Remarkable! Ask me what our new Synod Mission Statement is and I can recite it from memory without any hesitation. Adopted by our Synod Assembly this past June, it is so clear and forceful that it burns in one’s heart.
Remarkable. Now this is a mission statement with real possibilities! And after all, isn’t this what a good mission statement is all about: possibilities?
In Jesus’ name, proclaim the Gospel, make disciples, do justice.
No need to peek at a copy of this statement to remember the words. No need to struggle to think, “Now what is it we are about as a church in this place?” Clear as a bell! Our mission with its Key Initiative—Support faith development in our congregations—is as clear and imperative as the needs of the people with whom we seek to share its message.
Turning possibilities into plans, and our new mission statement into action, will be the task of the Bishop, synod officers and council, synod staff, synod communities and task forces, conferences, and first and foremost the congregations of our synod.
Planning is ongoing as you read this.
No surprises—just the critical and intense work of turning expectations and needs into specific goals and actions that can enable all of us to breathe life into the words we have forged into our mission statement.
Sharing our new vision: We will be placing the words of our mission statement on everything we publish and holding its message as a mirror before everything we do.
Focusing our plans: The synod staff and council are, at this moment, developing strategic plans, both long term (five years) and short term (one year), for implementing our mission statement.
Evaluating our activities: We must review everything we do in the light of the restated vision of our mission, and where necessary and appropriate, be willing to change, add, and eliminate tasks and functions so that we waste not one minute of precious time, nor one dollar of precious resources.

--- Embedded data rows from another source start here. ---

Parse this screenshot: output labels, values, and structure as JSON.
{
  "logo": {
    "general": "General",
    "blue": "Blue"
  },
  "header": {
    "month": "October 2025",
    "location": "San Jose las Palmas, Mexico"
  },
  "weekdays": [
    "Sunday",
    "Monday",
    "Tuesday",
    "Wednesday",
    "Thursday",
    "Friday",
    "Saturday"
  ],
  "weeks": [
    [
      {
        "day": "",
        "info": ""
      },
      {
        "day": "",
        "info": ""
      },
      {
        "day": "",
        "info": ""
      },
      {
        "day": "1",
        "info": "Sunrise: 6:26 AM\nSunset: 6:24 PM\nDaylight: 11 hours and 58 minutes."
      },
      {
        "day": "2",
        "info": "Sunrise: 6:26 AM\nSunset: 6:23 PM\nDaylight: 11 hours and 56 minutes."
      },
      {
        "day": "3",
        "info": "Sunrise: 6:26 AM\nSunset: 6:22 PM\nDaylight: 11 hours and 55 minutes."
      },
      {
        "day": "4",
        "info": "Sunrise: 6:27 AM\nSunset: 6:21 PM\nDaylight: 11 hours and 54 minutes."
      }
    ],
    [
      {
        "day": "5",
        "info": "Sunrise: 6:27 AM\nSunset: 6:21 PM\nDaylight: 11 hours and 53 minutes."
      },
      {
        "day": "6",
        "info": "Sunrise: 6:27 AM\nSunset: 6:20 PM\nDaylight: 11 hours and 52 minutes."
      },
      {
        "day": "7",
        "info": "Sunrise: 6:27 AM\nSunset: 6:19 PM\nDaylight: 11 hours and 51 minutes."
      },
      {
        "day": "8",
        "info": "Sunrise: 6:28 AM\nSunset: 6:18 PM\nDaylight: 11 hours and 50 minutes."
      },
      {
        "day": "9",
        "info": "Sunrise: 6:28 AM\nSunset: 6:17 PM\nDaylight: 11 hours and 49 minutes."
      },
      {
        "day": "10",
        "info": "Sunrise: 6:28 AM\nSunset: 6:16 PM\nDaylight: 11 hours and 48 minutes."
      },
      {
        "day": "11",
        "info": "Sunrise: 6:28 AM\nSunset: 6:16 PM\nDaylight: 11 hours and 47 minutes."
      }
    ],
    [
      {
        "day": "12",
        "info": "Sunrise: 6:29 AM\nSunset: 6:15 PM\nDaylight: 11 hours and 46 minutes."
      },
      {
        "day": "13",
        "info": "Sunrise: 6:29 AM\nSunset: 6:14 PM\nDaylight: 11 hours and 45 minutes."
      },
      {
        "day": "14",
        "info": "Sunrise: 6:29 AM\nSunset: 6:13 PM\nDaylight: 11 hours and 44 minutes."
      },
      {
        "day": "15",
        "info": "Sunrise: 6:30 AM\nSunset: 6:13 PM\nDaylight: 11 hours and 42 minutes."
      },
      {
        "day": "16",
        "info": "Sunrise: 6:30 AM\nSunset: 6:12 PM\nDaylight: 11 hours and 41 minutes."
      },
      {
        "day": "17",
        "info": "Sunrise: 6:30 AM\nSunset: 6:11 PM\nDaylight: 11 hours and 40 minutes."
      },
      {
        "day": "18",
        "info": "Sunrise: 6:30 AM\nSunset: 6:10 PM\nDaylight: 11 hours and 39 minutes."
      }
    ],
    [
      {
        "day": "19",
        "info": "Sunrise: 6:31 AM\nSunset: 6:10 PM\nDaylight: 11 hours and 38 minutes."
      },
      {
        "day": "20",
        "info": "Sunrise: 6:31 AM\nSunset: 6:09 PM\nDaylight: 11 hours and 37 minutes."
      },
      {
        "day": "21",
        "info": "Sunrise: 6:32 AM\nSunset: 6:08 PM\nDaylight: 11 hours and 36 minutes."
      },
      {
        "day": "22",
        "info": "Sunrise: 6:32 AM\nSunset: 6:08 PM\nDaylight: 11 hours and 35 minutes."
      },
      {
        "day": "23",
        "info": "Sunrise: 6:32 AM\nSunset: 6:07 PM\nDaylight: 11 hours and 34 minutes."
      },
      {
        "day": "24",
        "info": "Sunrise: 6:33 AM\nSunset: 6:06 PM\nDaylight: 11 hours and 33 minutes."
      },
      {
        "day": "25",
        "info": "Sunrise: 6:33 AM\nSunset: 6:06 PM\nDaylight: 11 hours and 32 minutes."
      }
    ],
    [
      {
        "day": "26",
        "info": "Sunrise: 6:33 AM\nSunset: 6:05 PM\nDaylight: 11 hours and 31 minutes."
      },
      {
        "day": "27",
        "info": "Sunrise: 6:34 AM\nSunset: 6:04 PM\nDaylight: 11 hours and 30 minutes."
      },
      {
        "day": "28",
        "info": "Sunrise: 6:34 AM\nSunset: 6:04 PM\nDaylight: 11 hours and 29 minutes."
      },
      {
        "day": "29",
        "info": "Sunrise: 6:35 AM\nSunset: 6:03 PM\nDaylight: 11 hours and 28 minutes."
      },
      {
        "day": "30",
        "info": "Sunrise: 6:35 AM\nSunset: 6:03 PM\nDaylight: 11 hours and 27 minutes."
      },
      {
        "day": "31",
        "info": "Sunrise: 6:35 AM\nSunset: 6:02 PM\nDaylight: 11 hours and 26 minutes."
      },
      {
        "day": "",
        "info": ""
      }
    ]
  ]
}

There are too many in need of the healing message of the Gospel, and the healing help of our actions.
There is no magic in any of this. We must examine the tasks that we are required to do by our present governing documents and see how and if they advance the vision of our mission. If they do, we must establish plans for carrying out those tasks in more effective and efficient ways. If they don’t, we must consider how we can better focus our efforts, organize our structure, and utilize our resources to implement our mission.
Every congregation and every individual who has volunteered to participate in the activities and ministries we carry out together as a synod has a right to expect that everything we do is concentrated on fulfilling our mission.
No one has the time or resources to waste on tasks that do not contribute to our mission. Indeed we can do more—far more—when we are all operating in cooperation and with the same clear results in mind.
In some cases our structure may be getting in the way of our work. Are our committees organized around the appropriate set of tasks? Do we have too many committees? Too few? Too uncoordinated? Is our election process the most effective one for filling our needs? Can we find more efficient ways to recruit volunteers for the tasks that need to be accomplished? Can we achieve more with more specific short-term task forces dealing with specific issues? How can we better communicate the activities of our committees to our council and our congregations? How can we increase the coordination of actions among congregations? How can we provide better response to the needs of congregations? How can we better provide training for lay leaders in the nitty-gritty work of running councils and organizations in congregations? How do we increase the commitment to implementing the actions adopted by our Assemblies? How do we say no when we need to focus and prioritize our efforts? How do we increase our resources so we find ouselves saying yes more often?
All of us, especially our congregations, will be invited to be active partners in this process.
This will require excellent communication between Bishop, staff and synod council, and congregational participation in the planning process. We will be using the input we have received over the past year from the responses to questionnaires we circulated and the meetings we have already held. We will be seeking additional input and participation through many different means.
Ideas, comments, constructive criticism, concerns, needs, and proposals for improvements or changes in synod functions are always welcome, and may be sent to either the Bishop or this Vice President.
The Bishop and Synod officers began planning for development of a strategic planning process during the summer of 1997. With the ongoing help of council member Bob Gleason and the staff, the entire council will concentrate on proposing and obtaining input on a strategic plan and after adopting it, beginning to implement its goals and actions.
It is expected that any needed changes in bylaws and/or our constitution will be ready for consideration by the 1998 Synod Assembly.
In the end, it will be the combined, coordinated efforts of all of us that will allow us to make progress toward achieving the aims of our mission statement. Actually, possibilities are not what our mission statement is all about! Our Mission Statement is about achieving a new reality.
Now that is remarkable!